Nielsen‘s Total Audience Report for Q1 2019 has been released by the nation’s dominant audience measurement and consumer data provider, and Nielsen is touting that — for the first time — it includes insights surrounding content discovery on streaming platforms and “the potential pitfalls these players face.”
The report also showcases new data into the streaming and media-related landscape that are particularly topical at the moment.
Specifically, the report dives into what streaming users do and where they go when they don’t know what to watch.
As an example, Nielsen offers the following scenario:
Ever spend 10 minutes scrolling through a Netflix menu looking for something new, only to end up rewatching the same episodes of “The Office” for the umpteenth time? You’re not alone.
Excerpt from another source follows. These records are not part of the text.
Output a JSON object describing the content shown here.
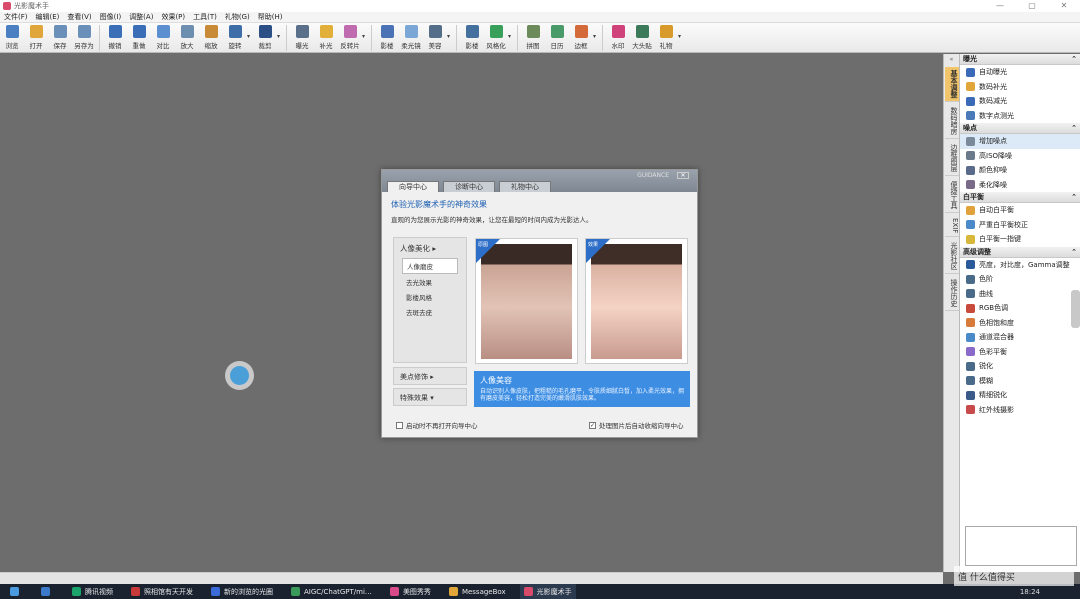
{
  "app": {
    "title": "光影魔术手",
    "window_controls": [
      "—",
      "▢",
      "✕"
    ]
  },
  "menu": [
    "文件(F)",
    "编辑(E)",
    "查看(V)",
    "图像(I)",
    "调整(A)",
    "效果(P)",
    "工具(T)",
    "礼物(G)",
    "帮助(H)"
  ],
  "toolbar": [
    {
      "label": "浏览",
      "color": "#4a7fc1"
    },
    {
      "label": "打开",
      "color": "#e0a63a"
    },
    {
      "label": "保存",
      "color": "#6a8fb8"
    },
    {
      "label": "另存为",
      "color": "#6a8fb8"
    },
    {
      "sep": true
    },
    {
      "label": "撤销",
      "color": "#3a6fb7"
    },
    {
      "label": "重做",
      "color": "#3a6fb7"
    },
    {
      "label": "对比",
      "color": "#5b8fcf"
    },
    {
      "label": "放大",
      "color": "#6c8fb0"
    },
    {
      "label": "缩放",
      "color": "#c88a36"
    },
    {
      "label": "旋转",
      "color": "#3d6ea8",
      "dd": true
    },
    {
      "label": "裁剪",
      "color": "#2c4f86",
      "dd": true
    },
    {
      "sep": true
    },
    {
      "label": "曝光",
      "color": "#5a6f8a"
    },
    {
      "label": "补光",
      "color": "#e2b038"
    },
    {
      "label": "反转片",
      "color": "#c06ab0",
      "dd": true
    },
    {
      "sep": true
    },
    {
      "label": "影楼",
      "color": "#4a72b4"
    },
    {
      "label": "柔光镜",
      "color": "#7aa7d6"
    },
    {
      "label": "美容",
      "color": "#546e8a",
      "dd": true
    },
    {
      "sep": true
    },
    {
      "label": "影楼",
      "color": "#44709e"
    },
    {
      "label": "风格化",
      "color": "#38a05a",
      "dd": true
    },
    {
      "sep": true
    },
    {
      "label": "拼图",
      "color": "#6c8a5a"
    },
    {
      "label": "日历",
      "color": "#4a9b6a"
    },
    {
      "label": "边框",
      "color": "#d46a3a",
      "dd": true
    },
    {
      "sep": true
    },
    {
      "label": "水印",
      "color": "#d0437a"
    },
    {
      "label": "大头贴",
      "color": "#3d7a5a"
    },
    {
      "label": "礼物",
      "color": "#d89a2a",
      "dd": true
    }
  ],
  "vtabs": [
    "基本调整",
    "数码暗房",
    "边框图层",
    "便捷工具",
    "EXIF",
    "光影社区",
    "操作历史"
  ],
  "panel": [
    {
      "header": "曝光",
      "items": [
        {
          "label": "自动曝光",
          "color": "#3a6ab8"
        },
        {
          "label": "数码补光",
          "color": "#e0a63a"
        },
        {
          "label": "数码减光",
          "color": "#3a6ab8"
        },
        {
          "label": "数字点测光",
          "color": "#4a7ab8"
        }
      ]
    },
    {
      "header": "噪点",
      "items": [
        {
          "label": "增加噪点",
          "color": "#7a8a9a"
        },
        {
          "label": "高ISO降噪",
          "color": "#6a7a8a"
        },
        {
          "label": "颜色抑噪",
          "color": "#5a6a8a"
        },
        {
          "label": "柔化降噪",
          "color": "#7a6a8a"
        }
      ]
    },
    {
      "header": "白平衡",
      "items": [
        {
          "label": "自动白平衡",
          "color": "#e2a23a"
        },
        {
          "label": "严重白平衡校正",
          "color": "#4a8ac8"
        },
        {
          "label": "白平衡一指键",
          "color": "#d8b83a"
        }
      ]
    },
    {
      "header": "高级调整",
      "items": [
        {
          "label": "亮度，对比度，Gamma调整",
          "color": "#2a5a9a"
        },
        {
          "label": "色阶",
          "color": "#4a6a8a"
        },
        {
          "label": "曲线",
          "color": "#4a6a8a"
        },
        {
          "label": "RGB色调",
          "color": "#c84a3a"
        },
        {
          "label": "色相饱和度",
          "color": "#d87a3a"
        },
        {
          "label": "通道混合器",
          "color": "#4a8ac8"
        },
        {
          "label": "色彩平衡",
          "color": "#8a6ac8"
        },
        {
          "label": "锐化",
          "color": "#4a6a8a"
        },
        {
          "label": "模糊",
          "color": "#4a6a8a"
        },
        {
          "label": "精细锐化",
          "color": "#3a5a8a"
        },
        {
          "label": "红外线摄影",
          "color": "#c84a4a"
        }
      ]
    }
  ],
  "dialog": {
    "tabs": [
      "向导中心",
      "诊断中心",
      "礼物中心"
    ],
    "brand": "GUIDANCE",
    "close": "✕",
    "title": "体验光影魔术手的神奇效果",
    "subtitle": "直观的为您展示光影的神奇效果，让您在最短的时间内成为光影达人。",
    "menu_header": "人像美化 ▸",
    "menu_items": [
      "人像磨皮",
      "去光效果",
      "影楼风格",
      "去斑去疣"
    ],
    "extra1": "美点修饰 ▸",
    "extra2": "特殊效果 ▾",
    "ribbon_before": "原图",
    "ribbon_after": "效果",
    "info_title": "人像美容",
    "info_text": "自动识别人像皮肤，把粗糙的毛孔磨平，令肤质细腻白皙，加入柔光效果，拥有磨皮美容，轻松打造完美的嫩滑肌肤效果。",
    "chk_left": "启动时不再打开向导中心",
    "chk_right": "处理图片后自动收缩向导中心",
    "chk_right_mark": "✓"
  },
  "taskbar": [
    {
      "label": "腾讯视频",
      "color": "#1aa36a"
    },
    {
      "label": "照相馆有天开发",
      "color": "#c83a3a"
    },
    {
      "label": "新的浏览的光圈",
      "color": "#3a6ad8"
    },
    {
      "label": "AIGC/ChatGPT/mi…",
      "color": "#3a9a5a"
    },
    {
      "label": "美图秀秀",
      "color": "#d84a8a"
    },
    {
      "label": "MessageBox",
      "color": "#e0a63a"
    },
    {
      "label": "光影魔术手",
      "color": "#d84a6a",
      "active": true
    }
  ],
  "tray": {
    "time": "18:24"
  },
  "watermark": "值 什么值得买"
}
“Massive content libraries from multiple platforms can leave the consumer dizzy,” Nielsen notes. “The algorithms designed to suggest content they like might not resonate. Despite streaming platforms and their growing ubiquity, they still have some ways to go in finding ways to keep their subscribers tuned in.”
While Nielsen makes much of its profits from the measurement of broadcast television and radio, thus suggesting a desire to provide data that puts these “old media” in a favorable light, the topic is indeed a critical one for digital media.
This week alone, Netflix is anticipating a huge user surge with the July 4 debut of Season Three of sci-fi series Stranger Things; unbeknownst to many, Season Two of its No. 2 most-popular foreign language series, sci-fi drama Dark, is already available.
“What do you do when you don’t know what to choose?” Nielsen asks. “For streamers, while streaming platform menus and suggested titles are available, they’re more likely to find refuge in their favorite TV channels.”
Nielsen SVP/Audience Insights Peter Katsingris oversees the Total Audience Report‘s creation.
Among the findings he and his team gathered:
58% of users said they were more likely to go back to their favorite traditional channels if they didn’t know what to watch.
Only one-third of adult respondents say they browse their subscription video on demand (SVOD) content menus for more content, while 21% say they would simply not watch anymore content altogether if they couldn’t choose.
Additionally, U.S. adults have a large overall cross-media diet — 11 hours and 27 minutes per day interacting with media, to be exact.
“That’s 21 minutes of additional media exposure across all platforms from first-quarter 2018,” Nielsen says.
That’s because, as we all know, newer platforms are making an impact. And, it is cutting into the average time per spent on radio and TV each day.
Video viewing through TV-connected devices has increased by 8 minutes daily. As consumers replace old TV sets with TV screens pre-loaded with
connected options, they’re leaning into smart lifestyles.
Furthermore, seven in 10 homes now have a SVOD service and 72% use streaming-capable TV devices.
Meanwhile, here’s perhaps the biggest takeaway for broadcast media, suggesting that they further their efforts to get audio and video streaming of their content top-of-mind with consumers.
Adults 18-34 spend over half of their daily media usage with digital media such as computers, smartphones, and tablets.
“Content discovery, be it through the streaming menu algorithms that serve up options based on your prior choices, network promos for new shows, playlist feeds from digital music apps, or even friends’ recommendations is crucial to consumers in an era when they’re inundated with ads and content,” Katsingris writes. “Conversely, these same consumers are connecting to this fragmented content at unparalleled rates—well over 11 hours each day across screens and devices. So it’s never been more critical for content owners and marketers to cut through the clutter, and maybe even spur some disloyalty, to ensure that their offerings stand out from everything else.”
THE AARP GENERATION: BIG MEDIA USERS
The greatest growth in overall time spent with media came from adults 18-34, who spent an additional 31 minutes per day across all media than the year prior. They also spend
one hour and 22 minutes on TV-connected devices, more than any other age group.
However, Nielsen notes that Adults 50-64 still spend more time on media than any other group, at 12 hours and 51 minutes per day. This group spends the most time on computers, tablets … and radio.
Katsingris believes this is “perhaps a sign of an increasing sedentary lifestyle,” and why it is important for marketers to keep an eye on older demos. “As U.S. adults are spending more time in the workforce than prior generations … this could impact both their discretionary income as well as the time they have to spend on media as a consumer group,” he notes.
The latest Total Audience Report reinforces Radio as a “good bet” given its reach, as well as that of over-the-air television.